There are terrific resources for parents in our second issue of Counselor Connection. In addition, we want to share what counselors and social workers in our schools are doing related to each Connection topic to promote academic, social, emotional, and behavioral wellness.

Read the full newsletter here in English, or in Spanish.

District Seeking Substitute Bus Drivers

Park City School District is looking for substitute bus drivers to begin work immediately. This is an ideal position for retirees, parents with students in school, and college students.

Starting pay is $18.65/hour, and the district provide all the training.
Substitute drivers work up to 29 hours during the week. Those who do not have a Commercial Driver’s License (CDL) can earn it from the district while also getting paid for the training.

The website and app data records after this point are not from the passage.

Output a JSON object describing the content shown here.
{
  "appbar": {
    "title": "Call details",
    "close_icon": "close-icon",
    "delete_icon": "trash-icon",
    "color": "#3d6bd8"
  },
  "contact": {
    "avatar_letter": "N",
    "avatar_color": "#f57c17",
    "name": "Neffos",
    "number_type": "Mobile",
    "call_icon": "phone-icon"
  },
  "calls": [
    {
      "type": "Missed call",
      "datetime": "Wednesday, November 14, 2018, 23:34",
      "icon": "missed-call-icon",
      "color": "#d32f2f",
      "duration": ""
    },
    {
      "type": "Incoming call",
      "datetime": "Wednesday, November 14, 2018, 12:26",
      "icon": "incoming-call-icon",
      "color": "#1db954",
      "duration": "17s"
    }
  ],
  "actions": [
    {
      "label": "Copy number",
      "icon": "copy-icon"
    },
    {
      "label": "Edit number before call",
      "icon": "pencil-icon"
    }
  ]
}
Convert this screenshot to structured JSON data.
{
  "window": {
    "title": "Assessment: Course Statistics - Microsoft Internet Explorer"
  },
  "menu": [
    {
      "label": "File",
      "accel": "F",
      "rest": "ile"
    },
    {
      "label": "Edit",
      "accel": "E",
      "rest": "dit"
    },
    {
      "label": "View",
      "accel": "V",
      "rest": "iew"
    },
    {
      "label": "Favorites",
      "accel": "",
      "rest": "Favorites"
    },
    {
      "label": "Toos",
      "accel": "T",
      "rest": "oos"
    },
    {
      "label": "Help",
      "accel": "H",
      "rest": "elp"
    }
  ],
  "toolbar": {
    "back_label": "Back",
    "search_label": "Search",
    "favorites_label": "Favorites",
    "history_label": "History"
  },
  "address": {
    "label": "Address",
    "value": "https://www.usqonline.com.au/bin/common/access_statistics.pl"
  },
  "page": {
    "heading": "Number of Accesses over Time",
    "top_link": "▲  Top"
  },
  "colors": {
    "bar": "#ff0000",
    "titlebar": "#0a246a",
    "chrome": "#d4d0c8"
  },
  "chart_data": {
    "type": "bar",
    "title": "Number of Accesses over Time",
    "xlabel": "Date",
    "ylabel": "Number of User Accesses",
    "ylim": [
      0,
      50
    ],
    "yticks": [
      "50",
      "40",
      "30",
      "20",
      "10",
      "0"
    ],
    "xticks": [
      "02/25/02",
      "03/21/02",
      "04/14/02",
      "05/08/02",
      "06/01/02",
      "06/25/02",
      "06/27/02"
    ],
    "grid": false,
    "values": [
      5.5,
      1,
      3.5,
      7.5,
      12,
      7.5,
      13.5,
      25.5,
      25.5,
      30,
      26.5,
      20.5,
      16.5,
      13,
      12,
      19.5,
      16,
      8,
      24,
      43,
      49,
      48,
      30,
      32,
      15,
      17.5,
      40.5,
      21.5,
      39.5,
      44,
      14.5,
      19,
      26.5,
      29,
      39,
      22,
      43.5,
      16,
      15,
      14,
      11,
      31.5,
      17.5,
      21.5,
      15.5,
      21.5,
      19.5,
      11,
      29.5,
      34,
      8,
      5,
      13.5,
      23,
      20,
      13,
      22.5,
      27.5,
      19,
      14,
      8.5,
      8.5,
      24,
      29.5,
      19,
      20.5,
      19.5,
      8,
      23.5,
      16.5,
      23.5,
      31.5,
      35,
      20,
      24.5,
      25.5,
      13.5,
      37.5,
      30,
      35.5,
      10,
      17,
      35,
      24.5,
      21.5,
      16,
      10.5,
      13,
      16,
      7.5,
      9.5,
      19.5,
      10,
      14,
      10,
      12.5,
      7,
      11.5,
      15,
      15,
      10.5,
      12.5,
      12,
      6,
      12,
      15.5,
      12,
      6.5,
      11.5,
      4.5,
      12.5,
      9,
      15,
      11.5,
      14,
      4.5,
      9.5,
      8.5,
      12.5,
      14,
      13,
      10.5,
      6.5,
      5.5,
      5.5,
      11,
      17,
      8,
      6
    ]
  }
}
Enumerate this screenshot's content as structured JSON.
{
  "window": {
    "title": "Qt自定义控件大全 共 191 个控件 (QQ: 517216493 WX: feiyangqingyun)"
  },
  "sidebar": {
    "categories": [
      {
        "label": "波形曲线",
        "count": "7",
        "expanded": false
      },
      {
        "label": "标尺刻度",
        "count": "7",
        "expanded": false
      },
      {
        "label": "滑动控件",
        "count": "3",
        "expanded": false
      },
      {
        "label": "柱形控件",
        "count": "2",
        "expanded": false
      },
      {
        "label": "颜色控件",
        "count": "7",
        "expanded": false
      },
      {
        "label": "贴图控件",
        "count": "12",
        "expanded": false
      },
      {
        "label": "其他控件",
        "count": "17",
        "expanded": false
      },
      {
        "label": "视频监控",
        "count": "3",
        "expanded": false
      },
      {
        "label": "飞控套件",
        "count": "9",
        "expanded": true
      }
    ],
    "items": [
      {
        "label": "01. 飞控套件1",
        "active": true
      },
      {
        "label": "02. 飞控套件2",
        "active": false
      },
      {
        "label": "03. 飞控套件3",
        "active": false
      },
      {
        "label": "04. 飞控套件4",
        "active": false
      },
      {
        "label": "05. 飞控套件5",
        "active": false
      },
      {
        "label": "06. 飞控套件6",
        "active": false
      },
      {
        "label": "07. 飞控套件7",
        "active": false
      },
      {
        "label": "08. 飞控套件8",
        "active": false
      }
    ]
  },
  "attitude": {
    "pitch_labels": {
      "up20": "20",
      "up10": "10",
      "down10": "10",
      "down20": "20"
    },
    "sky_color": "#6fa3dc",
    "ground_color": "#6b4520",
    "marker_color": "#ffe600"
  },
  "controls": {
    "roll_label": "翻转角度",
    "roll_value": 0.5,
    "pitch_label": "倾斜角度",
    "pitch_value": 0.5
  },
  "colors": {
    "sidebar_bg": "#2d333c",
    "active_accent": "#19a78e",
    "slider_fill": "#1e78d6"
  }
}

Benefits include:
• Work Schedule is through the second week of June
• Summers off with the possibility of summer driving opportunities
• Split shifts = freedom during the day
• No required weekends
• Extra work available, if desired
• Ongoing regular training instruction and professional development provided
• Ability to work outdoors
• Holidays off

Park City School District is looking for substitute bus drivers to begin work immediately. This is an ideal position for retirees, parents with students in school, and college students.

Starting pay is $18.65/hour, and the district provide all the training.
Substitute drivers work up to 29 hours during the week. Those who do not have a Commercial Driver’s License (CDL) can earn it from the district while also getting paid for the training.

Benefits include:
• Work Schedule is through the second week of June
• Summers off with the possibility of summer driving opportunities
• Split shifts = freedom during the day
• No required weekends
• Extra work available, if desired
• Ongoing regular training instruction and professional development provided
• Ability to work outdoors
• Holidays off

Those interested must be at least 21 years of age, and hold a high school diploma or GED. For more information call 435-645-5600 or apply here: https://pcsd.munisselfservice.com/employmentopportunities/default.aspx